On 19 July 2013, CCAAC’s Inquiry Report on App purchases by Australian consumers on mobile and handheld devices was released.
It is evident that apps offer many benefits, including through their ability to increase the functionality of a user’s handheld device. However, CCAAC has also uncovered circumstances where consumers have experienced difficulties when purchasing, downloading and using apps. The prevalence and aggressiveness of in-app purchases for some apps has been a common cause for concern for consumer stakeholders.

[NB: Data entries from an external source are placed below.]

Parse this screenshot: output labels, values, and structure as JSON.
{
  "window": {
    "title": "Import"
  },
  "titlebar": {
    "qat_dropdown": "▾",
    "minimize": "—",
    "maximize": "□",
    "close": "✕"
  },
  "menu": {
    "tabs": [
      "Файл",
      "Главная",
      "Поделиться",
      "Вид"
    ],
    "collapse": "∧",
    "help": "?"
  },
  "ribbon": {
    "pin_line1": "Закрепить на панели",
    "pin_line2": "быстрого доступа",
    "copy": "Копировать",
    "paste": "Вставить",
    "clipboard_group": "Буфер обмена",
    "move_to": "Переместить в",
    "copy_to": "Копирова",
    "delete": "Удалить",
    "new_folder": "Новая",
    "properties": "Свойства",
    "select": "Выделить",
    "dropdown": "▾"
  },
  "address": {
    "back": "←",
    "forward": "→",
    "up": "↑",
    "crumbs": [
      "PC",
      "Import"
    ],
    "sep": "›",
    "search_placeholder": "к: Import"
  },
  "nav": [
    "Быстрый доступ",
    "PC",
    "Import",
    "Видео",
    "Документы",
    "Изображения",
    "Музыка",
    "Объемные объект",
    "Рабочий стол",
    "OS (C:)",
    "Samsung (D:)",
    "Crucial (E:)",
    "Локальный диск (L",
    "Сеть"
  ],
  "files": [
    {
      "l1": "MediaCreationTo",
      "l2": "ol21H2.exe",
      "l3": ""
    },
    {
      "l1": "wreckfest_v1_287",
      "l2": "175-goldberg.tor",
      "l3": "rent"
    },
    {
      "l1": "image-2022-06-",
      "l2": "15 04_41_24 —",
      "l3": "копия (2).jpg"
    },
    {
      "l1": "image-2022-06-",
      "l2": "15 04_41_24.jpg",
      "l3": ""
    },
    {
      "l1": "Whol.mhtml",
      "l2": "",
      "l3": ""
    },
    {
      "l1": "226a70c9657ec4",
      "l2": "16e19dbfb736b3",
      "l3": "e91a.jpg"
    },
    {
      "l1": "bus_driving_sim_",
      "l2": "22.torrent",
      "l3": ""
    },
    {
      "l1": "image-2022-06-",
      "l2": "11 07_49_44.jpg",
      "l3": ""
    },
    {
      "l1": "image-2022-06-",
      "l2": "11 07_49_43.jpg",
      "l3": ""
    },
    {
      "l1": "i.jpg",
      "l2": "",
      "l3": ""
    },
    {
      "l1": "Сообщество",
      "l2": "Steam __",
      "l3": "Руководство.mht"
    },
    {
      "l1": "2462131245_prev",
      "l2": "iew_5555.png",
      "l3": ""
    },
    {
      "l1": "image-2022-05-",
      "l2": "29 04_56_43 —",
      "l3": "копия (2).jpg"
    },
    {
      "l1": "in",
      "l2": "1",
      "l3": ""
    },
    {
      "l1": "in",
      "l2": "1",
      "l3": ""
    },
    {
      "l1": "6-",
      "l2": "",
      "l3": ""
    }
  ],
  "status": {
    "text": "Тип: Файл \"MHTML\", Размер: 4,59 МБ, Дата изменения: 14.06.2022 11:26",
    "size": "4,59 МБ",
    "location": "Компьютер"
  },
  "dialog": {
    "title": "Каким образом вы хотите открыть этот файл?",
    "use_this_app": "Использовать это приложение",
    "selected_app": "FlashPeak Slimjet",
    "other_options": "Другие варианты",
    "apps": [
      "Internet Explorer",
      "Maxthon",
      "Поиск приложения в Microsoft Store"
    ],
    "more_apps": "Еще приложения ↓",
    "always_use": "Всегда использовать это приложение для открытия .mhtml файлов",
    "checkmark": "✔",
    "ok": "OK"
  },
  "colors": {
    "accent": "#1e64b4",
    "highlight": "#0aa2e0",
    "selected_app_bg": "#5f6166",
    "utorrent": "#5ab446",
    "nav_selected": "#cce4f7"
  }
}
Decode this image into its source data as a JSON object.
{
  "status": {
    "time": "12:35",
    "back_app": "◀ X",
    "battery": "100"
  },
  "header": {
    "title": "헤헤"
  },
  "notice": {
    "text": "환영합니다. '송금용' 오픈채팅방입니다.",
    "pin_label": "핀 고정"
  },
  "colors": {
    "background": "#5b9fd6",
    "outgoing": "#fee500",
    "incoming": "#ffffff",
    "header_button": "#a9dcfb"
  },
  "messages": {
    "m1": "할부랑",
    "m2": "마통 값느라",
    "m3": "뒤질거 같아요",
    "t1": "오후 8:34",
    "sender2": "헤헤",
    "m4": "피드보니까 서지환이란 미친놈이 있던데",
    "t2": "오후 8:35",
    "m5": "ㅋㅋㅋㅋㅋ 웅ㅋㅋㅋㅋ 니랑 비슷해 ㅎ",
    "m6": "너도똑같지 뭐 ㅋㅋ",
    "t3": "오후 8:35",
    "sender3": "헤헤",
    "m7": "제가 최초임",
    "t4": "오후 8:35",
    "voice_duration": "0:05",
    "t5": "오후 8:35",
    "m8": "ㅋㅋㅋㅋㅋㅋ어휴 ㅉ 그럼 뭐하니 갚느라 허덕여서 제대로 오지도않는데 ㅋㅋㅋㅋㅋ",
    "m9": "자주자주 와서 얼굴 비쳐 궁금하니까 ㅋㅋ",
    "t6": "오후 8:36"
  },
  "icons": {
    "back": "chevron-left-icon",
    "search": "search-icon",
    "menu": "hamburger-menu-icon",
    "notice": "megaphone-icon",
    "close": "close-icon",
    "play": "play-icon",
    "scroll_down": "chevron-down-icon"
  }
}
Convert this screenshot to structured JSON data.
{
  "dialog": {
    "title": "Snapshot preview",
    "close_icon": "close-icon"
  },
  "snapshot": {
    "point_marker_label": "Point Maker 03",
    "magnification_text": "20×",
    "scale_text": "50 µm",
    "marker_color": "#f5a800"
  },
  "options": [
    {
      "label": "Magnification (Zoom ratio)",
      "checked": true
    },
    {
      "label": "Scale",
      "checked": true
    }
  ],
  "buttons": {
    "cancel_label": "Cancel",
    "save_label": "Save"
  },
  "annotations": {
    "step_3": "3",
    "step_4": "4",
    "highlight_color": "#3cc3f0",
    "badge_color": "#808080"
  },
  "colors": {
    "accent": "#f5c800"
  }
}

CCAAC views this inquiry as only the start of the conversation. There is an ongoing need for industry, government and consumer stakeholders to continue to monitor consumer outcomes in this new market. It is hoped that CCAAC’s findings will help support further work in this regard. In particular, CCAAC has identified concerns relating to the refunds and complaints processes of some app stores and proposes a range of improvements that could be made. In addition, CCAAC considers that improvements could be made to the manner in which information is provided to consumers, including with regards to in-app purchases.
While CCAAC has not identified a need for additional industry-specific regulation, it acknowledges that regulatory options could play a role in improving outcomes for the community. It would be appropriate to consider whether there is a need to re-examine the issues in two years time. In this regard, CCAAC has written to industry stakeholders to encourage them to make some practical changes to their current practices and it is noted that some app stores have adjusted practices in advance of the release of this report.
CCAAC Final Report – App purchases by Australian consumers on mobile and handheld devices [PDF 2.88 MB]
CCAAC Issues Paper – App purchases by Australian consumers on mobile and handheld devices [PDF 521 KB] (RTF – 402kb)
This review is closed.
Submissions to the inquiry
CCAAC received 17 non-confidential submissions to this inquiry.
Australian Communications Consumer Action Network [PDF 1,429 KB]
Australian Information Industry Association [PDF 634 KB]
Australian Interactive Media Industry Association [PDF 174 KB]
Australian Mobile Telecommunications Association [PDF 823 KB]
Centre for Internet Safety [PDF 262 KB]
Choice [PDF 607 KB]
Commissioner for Children and Young People Western Australia [PDF 100 KB]
Consumer Action Law Centre [PDF 73 KB]
Craddock, Steve [PDF 12 KB]
Game Developers’ Association of Australia and Interactive Games & Entertainment Association [PDF 2,946 KB]
Google [PDF 1,197 KB]
Horton, David [PDF 688 KB]
Medical Technology Association of Australia [PDF 566 KB]
Office of the Australian Information Commissioner [PDF 659 KB]
Telecommunications Industry Ombudsman [PDF 371 KB]
Trend Micro [PDF 414 KB]
WMC Global [PDF 478 KB]
Background to the inquiry
On 5 November 2012, the Assistant Treasurer, the Hon David Bradbury MP, released the Terms of Reference.
Technology is evolving at a rapid pace opening new markets and creating new opportunities for consumers. Consequently, online markets associated with mobile and handheld devices are expanding. These markets allow consumers to purchase digital content (or applications, ‘apps’) such as music, movies, magazines, software programs and games. There are various options for downloading and using this content through the most popular ‘ecosystems’ and may also feature ongoing subscription-based and ad-hoc ‘in-app’ purchases beyond the initial free or paid download.
The Commonwealth Consumer Affairs Advisory Council (CCAAC) will conduct an inquiry into the experiences of Australian consumers with downloading apps, including free and paid apps, and making in-app purchases, on mobile phone and handheld devices.
Terms of reference
Under its terms of reference, CCAAC will examine the following matters as part of its inquiry:
- the characteristics, features and trends of app markets in Australia;
- consumer experiences when downloading and using such content, including when used by children;
- adequacy of the information being disclosed to consumers about the costs associated when downloading and using this content before and after it is downloaded;
- adequacy of existing measures to address any consumer concern, including the legal protections available to consumers, the adequacy of default settings to ensure consumers are making an active decision before incurring additional charges, the availability and ease of use of ‘opt out’ features, the adequacy of existing parental controls for app stores and how these controls are promoted to consumers, and any other industry initiatives; and
- actions that can be taken by consumers, industry and governments to help improve consumer experiences when making in-app purchases, including international approaches.